Edited the question, now no typos. – user51076 Nov 28 '12 at 22:54
How did you find the bound using Bernstein's Theorem? – dexter04 Nov 28 '12 at 23:00
In the case I am dealing with, only real zeros of $a(t)$ are of interest. Now taking a simple example, $a(t)=1+\mu\sin\omega t$, with $0<\mu<1$ we have,\newline $\Big|\frac{a'(t)}{a(t)}\Big|=\frac{\mu\omega\cos\omega t}{1+\mu\sin\omega t}\leq\frac{\mu\omega}{\sqrt{1-\mu^2}}, \forall t$. So above it can be bounded, though a simple example.

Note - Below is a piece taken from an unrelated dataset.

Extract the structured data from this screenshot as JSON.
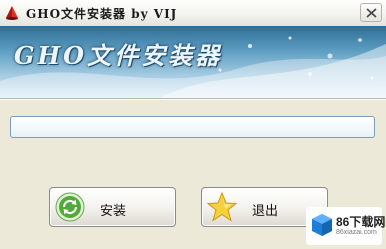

Can we have a bound for sum of harmonic sinusoids and generalize it. – user51076 Nov 29 '12 at 6:26
@ dexter04: Based on Bernstein's theorem, $|a'(t)|\leq2f_{max} |a_{max}|$. – user51076 Nov 29 '12 at 6:29